## Description of the task
Across the data below, in how many lines does the word "Shapes" appear? Give only the number.

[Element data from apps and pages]
=== Section Start ===

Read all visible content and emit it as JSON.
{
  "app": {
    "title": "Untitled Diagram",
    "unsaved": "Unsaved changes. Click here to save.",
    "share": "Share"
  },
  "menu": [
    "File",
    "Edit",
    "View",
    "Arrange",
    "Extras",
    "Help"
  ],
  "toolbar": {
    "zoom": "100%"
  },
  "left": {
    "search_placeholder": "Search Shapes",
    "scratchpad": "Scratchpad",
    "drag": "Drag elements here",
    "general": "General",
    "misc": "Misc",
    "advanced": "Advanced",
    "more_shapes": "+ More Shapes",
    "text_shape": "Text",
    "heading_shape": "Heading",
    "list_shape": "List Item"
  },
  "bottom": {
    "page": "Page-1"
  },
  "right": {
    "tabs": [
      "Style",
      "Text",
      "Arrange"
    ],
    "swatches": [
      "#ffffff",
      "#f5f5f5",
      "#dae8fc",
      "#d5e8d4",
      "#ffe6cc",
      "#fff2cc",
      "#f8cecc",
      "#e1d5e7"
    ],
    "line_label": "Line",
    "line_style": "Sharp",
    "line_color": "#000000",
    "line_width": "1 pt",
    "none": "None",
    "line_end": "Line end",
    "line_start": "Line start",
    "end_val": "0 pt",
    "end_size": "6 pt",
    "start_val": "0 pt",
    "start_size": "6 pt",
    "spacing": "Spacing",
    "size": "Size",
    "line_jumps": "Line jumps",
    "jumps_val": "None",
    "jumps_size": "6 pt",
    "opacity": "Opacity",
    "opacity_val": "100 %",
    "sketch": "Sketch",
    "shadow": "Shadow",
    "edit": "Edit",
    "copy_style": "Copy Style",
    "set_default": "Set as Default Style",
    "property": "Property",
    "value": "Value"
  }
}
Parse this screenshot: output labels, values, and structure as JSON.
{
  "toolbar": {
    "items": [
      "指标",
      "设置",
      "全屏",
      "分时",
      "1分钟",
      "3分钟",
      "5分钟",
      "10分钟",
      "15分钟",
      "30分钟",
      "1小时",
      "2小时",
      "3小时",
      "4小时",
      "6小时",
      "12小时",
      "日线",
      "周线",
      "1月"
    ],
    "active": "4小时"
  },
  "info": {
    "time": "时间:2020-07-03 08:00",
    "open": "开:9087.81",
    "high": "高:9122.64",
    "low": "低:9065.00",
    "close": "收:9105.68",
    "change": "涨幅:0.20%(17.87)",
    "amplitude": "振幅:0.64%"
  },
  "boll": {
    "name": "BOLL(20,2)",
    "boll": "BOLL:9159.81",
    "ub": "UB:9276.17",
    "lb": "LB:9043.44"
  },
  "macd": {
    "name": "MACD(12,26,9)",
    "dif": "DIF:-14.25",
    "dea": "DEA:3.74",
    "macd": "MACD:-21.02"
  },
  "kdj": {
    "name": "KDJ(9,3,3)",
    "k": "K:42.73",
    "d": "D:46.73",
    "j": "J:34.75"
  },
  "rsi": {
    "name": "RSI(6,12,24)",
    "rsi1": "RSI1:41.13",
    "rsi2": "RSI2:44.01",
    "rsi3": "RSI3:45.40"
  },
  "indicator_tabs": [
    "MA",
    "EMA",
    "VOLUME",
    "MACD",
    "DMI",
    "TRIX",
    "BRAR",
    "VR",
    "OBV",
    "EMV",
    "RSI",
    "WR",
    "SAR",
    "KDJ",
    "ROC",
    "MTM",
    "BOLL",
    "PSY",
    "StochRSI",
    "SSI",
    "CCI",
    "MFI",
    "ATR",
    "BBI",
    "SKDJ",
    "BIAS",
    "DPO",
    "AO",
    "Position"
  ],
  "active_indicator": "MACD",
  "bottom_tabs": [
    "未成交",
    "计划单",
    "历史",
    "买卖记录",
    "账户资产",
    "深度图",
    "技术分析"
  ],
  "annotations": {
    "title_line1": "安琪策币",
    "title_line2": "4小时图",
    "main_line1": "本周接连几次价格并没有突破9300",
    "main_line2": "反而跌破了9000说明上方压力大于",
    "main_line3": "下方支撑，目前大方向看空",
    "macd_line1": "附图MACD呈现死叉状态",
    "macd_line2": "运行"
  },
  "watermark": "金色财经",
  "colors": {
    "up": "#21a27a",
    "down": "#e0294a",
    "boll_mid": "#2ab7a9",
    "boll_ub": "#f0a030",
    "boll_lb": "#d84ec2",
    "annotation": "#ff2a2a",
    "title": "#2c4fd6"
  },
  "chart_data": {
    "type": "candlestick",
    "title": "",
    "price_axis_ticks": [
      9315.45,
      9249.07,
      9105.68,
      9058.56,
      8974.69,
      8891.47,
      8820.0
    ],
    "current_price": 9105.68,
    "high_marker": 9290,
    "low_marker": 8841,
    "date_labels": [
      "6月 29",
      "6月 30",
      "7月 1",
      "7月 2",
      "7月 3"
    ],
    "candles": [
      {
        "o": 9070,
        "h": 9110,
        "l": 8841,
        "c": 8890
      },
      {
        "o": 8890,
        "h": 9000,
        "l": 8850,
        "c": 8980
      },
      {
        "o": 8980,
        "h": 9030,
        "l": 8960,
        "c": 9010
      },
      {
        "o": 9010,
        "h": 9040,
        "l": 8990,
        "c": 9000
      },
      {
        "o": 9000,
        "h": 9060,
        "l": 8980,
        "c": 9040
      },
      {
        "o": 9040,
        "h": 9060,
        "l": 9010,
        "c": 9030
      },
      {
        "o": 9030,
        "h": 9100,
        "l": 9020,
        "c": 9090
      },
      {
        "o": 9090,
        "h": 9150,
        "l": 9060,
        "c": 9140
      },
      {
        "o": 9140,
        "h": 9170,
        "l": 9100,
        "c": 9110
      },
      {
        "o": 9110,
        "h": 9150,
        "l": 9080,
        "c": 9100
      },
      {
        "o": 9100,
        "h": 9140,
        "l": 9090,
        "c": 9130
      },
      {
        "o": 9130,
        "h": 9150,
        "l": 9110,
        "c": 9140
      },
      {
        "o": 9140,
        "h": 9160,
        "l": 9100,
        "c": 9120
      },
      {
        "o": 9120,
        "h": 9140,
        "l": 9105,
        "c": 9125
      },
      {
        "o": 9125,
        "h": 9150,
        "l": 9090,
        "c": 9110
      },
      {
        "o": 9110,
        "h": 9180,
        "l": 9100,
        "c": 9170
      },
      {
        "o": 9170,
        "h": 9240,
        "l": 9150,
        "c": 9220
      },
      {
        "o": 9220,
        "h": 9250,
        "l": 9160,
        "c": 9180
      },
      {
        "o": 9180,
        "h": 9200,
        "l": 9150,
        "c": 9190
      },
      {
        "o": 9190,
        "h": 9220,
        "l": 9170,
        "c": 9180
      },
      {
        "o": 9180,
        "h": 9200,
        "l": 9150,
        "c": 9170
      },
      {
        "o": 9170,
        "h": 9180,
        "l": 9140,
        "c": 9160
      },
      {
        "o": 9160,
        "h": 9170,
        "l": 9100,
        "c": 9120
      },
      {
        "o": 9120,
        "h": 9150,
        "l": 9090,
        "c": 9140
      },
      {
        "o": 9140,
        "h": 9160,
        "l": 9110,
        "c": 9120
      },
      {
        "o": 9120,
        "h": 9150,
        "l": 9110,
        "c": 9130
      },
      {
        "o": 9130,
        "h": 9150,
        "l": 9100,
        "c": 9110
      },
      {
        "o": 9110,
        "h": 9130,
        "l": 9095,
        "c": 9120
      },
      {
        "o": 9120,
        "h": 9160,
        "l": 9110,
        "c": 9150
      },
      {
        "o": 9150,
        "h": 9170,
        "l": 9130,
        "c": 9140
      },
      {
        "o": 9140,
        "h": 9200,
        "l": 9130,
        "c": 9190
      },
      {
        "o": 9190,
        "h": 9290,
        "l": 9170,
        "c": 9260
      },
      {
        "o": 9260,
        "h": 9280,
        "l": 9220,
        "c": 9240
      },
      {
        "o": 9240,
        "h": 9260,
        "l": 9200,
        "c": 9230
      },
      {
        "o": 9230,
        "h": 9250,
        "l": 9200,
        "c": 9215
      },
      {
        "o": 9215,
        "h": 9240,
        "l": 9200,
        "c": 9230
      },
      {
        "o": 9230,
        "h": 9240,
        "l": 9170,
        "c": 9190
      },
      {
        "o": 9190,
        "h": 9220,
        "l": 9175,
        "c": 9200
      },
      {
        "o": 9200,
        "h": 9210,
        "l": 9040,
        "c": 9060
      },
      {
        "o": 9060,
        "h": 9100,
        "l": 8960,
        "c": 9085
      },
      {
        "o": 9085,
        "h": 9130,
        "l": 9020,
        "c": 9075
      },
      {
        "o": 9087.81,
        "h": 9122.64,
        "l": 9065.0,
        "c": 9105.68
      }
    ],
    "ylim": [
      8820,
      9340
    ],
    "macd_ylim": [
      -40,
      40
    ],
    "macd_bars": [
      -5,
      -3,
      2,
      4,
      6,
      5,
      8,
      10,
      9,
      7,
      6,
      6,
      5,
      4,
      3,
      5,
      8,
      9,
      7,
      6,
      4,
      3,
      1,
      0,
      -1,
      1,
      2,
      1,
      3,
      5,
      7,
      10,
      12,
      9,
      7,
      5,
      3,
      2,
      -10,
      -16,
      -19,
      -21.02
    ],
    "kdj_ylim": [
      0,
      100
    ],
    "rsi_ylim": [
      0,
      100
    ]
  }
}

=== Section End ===

## Task response
2